*Excerpts from a dataset*
*-*-*

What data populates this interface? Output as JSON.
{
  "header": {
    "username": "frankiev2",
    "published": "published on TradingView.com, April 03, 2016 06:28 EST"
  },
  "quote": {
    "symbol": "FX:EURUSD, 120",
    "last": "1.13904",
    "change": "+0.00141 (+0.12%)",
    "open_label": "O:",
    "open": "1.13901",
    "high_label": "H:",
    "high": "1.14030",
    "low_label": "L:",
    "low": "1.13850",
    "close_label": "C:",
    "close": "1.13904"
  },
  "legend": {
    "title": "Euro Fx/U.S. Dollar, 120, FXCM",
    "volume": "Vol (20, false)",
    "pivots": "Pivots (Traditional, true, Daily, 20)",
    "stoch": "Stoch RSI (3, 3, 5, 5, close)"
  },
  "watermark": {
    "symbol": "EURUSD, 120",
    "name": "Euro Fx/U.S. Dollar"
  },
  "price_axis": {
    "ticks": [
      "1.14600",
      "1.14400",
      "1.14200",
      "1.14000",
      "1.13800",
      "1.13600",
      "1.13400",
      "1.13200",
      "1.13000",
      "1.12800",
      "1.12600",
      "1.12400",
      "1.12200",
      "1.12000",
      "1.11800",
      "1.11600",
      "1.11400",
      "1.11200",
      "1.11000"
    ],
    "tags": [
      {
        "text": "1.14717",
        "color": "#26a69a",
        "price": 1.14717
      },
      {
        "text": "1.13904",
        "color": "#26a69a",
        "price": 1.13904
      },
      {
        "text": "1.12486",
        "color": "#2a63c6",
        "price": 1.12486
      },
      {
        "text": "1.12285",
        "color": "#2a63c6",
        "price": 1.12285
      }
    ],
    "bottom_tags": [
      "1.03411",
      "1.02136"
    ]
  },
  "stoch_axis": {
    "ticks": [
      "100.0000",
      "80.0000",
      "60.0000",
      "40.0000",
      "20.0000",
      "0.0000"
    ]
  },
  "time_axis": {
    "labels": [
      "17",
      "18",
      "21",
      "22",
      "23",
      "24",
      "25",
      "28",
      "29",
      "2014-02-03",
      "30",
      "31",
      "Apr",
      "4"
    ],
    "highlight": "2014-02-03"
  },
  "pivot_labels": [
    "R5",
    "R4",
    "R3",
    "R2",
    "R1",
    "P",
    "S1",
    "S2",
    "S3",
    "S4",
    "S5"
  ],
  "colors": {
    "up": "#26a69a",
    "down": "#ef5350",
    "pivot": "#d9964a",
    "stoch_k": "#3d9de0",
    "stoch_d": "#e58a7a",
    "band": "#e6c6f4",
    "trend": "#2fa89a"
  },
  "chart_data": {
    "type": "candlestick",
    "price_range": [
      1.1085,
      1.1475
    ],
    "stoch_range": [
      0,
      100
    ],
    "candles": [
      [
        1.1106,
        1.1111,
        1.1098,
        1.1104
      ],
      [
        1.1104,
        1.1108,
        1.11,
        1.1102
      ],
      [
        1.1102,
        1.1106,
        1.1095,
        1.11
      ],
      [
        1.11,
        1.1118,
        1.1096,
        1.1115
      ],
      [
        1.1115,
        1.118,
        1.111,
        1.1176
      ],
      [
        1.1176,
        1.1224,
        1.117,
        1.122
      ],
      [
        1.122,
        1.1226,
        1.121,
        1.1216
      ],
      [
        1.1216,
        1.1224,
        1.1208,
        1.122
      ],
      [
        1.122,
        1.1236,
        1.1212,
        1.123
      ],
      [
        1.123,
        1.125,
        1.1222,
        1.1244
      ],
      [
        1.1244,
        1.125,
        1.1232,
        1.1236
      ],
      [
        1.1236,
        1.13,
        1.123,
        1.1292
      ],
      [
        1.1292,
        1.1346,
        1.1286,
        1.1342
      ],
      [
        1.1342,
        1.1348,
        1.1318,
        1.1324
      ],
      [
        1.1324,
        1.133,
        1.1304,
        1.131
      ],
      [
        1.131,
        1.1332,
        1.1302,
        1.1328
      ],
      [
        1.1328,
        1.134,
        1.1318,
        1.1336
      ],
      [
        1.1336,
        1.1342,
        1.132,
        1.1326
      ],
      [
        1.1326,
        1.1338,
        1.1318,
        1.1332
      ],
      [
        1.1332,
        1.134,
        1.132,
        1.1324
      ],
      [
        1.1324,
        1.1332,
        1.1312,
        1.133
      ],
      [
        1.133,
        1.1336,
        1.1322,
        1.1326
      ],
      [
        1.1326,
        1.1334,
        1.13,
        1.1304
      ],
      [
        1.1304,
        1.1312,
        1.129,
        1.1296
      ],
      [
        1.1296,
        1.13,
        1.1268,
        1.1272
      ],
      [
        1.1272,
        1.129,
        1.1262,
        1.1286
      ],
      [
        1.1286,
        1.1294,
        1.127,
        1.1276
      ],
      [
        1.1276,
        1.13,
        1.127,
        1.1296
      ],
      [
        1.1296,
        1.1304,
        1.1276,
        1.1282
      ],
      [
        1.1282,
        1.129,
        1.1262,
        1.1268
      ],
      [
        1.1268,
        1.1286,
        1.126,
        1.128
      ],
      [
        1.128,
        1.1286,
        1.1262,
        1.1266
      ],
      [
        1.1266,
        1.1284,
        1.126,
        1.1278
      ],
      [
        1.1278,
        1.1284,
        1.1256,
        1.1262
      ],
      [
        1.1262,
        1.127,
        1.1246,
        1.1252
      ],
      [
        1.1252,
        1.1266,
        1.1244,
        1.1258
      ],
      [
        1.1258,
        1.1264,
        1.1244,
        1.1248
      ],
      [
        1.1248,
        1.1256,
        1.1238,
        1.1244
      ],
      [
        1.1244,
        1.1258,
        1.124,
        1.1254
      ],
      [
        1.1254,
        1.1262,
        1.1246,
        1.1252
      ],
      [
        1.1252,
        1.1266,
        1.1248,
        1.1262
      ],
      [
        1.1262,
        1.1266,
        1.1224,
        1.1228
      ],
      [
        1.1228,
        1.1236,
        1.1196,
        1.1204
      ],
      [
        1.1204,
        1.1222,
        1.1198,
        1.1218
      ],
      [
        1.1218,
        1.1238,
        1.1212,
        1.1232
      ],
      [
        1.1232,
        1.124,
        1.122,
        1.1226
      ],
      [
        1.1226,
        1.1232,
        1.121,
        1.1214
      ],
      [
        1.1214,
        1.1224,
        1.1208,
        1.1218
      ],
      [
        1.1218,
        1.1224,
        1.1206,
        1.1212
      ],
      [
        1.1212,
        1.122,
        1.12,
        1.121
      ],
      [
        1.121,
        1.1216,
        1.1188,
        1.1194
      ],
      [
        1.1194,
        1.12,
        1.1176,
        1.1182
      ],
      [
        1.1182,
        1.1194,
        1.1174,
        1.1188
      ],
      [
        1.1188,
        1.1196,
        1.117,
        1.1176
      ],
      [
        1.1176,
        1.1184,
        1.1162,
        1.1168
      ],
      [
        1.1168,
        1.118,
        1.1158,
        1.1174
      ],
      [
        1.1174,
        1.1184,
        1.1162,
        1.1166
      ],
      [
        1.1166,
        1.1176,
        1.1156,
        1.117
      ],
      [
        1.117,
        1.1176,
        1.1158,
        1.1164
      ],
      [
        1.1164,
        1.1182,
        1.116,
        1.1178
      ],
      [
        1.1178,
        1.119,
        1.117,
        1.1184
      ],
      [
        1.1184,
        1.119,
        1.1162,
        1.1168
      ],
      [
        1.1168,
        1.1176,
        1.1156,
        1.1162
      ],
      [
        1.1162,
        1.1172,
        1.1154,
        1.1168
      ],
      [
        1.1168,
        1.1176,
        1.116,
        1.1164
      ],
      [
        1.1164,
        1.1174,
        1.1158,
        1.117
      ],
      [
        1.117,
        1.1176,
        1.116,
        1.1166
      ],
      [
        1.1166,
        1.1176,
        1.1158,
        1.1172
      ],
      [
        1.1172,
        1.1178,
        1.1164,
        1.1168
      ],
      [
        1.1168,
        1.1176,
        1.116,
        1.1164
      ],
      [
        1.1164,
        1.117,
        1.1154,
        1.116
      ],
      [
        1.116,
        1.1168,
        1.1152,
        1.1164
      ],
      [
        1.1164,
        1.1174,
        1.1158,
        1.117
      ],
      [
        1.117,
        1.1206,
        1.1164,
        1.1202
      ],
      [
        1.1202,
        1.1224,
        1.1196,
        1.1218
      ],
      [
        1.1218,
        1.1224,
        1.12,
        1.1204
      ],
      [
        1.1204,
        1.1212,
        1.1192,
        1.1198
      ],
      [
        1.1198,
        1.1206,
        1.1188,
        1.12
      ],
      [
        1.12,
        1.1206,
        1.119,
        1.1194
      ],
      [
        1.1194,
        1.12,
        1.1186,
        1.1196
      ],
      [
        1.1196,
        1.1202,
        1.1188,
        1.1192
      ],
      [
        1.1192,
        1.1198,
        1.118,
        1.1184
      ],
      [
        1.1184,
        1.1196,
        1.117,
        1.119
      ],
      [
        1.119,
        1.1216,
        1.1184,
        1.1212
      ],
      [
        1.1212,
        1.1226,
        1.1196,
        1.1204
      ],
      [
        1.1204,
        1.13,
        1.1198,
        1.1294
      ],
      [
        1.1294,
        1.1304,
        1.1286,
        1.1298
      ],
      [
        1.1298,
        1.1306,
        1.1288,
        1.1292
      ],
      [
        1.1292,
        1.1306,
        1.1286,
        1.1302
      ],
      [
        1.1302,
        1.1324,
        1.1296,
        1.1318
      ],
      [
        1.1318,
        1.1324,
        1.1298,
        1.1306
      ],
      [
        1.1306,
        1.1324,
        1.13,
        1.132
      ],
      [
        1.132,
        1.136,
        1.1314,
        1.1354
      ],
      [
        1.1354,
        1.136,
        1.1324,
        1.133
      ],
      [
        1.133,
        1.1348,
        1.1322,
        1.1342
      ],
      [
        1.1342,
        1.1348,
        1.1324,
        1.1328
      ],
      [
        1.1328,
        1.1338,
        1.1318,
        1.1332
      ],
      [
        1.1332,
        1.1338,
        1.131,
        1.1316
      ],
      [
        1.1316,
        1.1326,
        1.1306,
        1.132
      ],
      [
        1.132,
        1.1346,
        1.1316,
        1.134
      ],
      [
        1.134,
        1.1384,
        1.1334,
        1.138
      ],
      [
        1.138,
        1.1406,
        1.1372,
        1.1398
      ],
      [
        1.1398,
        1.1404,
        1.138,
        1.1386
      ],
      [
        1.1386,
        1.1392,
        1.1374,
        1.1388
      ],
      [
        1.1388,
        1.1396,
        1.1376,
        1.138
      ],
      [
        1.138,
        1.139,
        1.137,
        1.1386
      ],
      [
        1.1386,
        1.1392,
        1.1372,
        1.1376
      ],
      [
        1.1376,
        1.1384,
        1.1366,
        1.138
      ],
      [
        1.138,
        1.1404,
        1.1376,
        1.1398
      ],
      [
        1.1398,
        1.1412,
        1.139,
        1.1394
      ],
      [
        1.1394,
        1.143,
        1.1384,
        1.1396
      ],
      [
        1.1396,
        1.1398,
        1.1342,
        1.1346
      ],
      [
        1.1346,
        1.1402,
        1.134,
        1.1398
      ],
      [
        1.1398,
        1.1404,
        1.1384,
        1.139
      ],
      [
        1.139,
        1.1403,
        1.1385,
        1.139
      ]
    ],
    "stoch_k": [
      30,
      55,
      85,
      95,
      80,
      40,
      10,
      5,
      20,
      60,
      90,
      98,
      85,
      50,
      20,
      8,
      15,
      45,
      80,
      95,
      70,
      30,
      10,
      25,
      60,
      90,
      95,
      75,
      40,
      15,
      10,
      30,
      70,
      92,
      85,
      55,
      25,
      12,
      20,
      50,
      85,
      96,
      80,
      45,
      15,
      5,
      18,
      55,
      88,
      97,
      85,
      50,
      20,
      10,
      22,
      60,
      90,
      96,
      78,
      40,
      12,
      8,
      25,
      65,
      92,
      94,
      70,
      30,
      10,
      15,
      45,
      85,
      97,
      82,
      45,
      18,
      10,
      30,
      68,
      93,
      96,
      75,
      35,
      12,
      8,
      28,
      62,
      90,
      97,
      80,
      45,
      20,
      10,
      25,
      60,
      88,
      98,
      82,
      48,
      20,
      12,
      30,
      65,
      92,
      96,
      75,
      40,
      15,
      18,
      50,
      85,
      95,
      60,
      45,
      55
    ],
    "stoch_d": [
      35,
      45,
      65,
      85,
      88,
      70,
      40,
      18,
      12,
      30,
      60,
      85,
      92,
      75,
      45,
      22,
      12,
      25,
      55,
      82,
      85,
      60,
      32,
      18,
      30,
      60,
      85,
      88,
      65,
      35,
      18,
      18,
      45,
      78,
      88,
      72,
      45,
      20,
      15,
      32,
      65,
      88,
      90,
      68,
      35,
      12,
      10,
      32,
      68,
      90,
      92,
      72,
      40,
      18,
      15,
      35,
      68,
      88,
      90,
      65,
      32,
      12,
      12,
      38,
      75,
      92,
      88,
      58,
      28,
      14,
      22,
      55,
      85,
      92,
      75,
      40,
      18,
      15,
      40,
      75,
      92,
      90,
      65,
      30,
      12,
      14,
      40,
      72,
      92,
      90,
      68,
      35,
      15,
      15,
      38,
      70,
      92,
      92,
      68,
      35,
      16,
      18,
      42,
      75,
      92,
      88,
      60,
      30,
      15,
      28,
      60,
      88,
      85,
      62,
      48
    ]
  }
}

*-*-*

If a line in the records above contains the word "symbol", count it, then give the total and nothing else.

2